Genetic disorders are caused by abnormalities in a person’s geneticmakeup—that is, in his or her DNA. They may involve a single gene or an entire chromosome. Some genetic disorders result from a mutation (mū-tā′ shŭn; to change), a change in a gene that usu-ally involves a change in the nucleotides composing the DNA . Mutations occur by chance or can be caused by chemicals, radiation, or viruses. If mutations occur in reproductive cells, abnormal traits resulting from these mutations can be passed from one generation to the next.
The importance of genes is dramatically illustrated by situa-tions in which the alteration of a single gene results in a genetic disorder. For example, in phenylketonuria (fen′ il-kē′ tō-nū′ rē-ă) (PKU), the gene responsible for producing an enzyme that convertsthe amino acid phenylalanine to the amino acid tyrosine is defective. Therefore, phenylalanine accumulates in the blood and is eventually converted to harmful substances that can cause mental retardation.
Genetic counseling includes predicting the possible results ofmatings involving carriers of harmful genes and talking to parents or prospective parents about the possible outcomes and treatments of a genetic disorder. With this knowledge, prospective parents can make informed decisions about having children.
The first step in genetic counseling is to attempt to deter-mine the genotype of the individuals involved. A family tree, or pedigree, provides historical information about family members.Figure 20.23 shows the pedigree for a simple dominant trait, such as Huntington disease, a neurological disorder. Sometimes, knowing the phenotypes of relatives makes it possible to determine a person’s genotype. As part of the process of collecting informa-tion, a karyotype can be prepared.

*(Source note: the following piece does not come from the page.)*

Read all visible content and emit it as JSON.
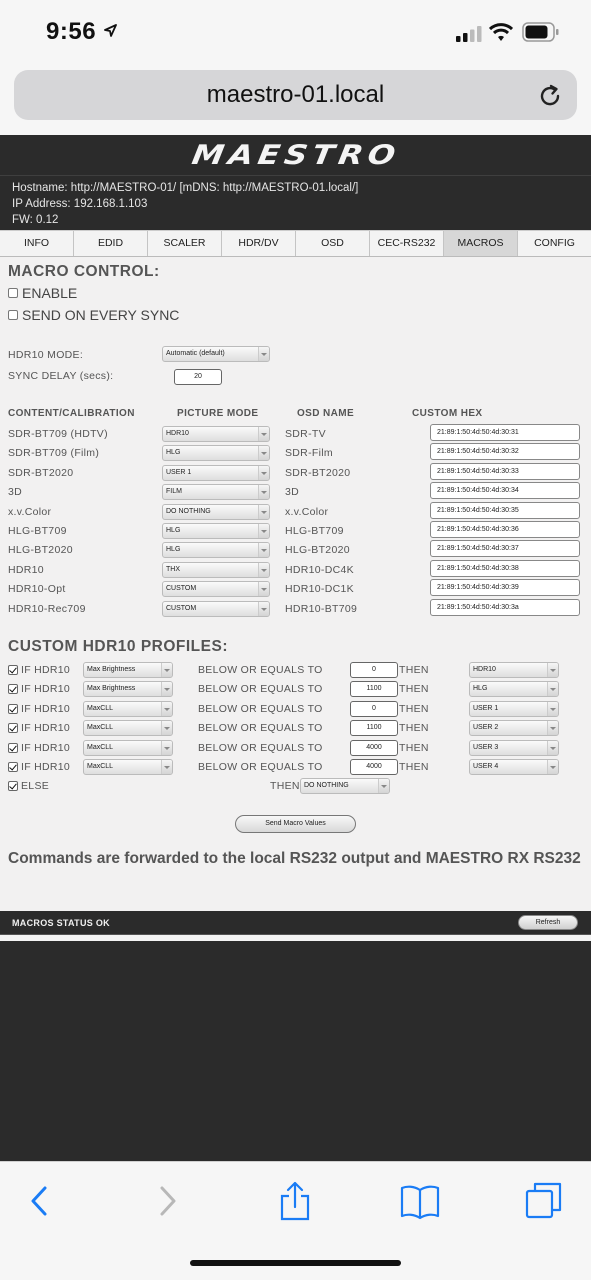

For some genetic disorders, the amount of a given substance, such as an enzyme, produced by a carrier can be tested. For example, carriers for cystic fibrosis pro-duce more salt in their sweat than is normal.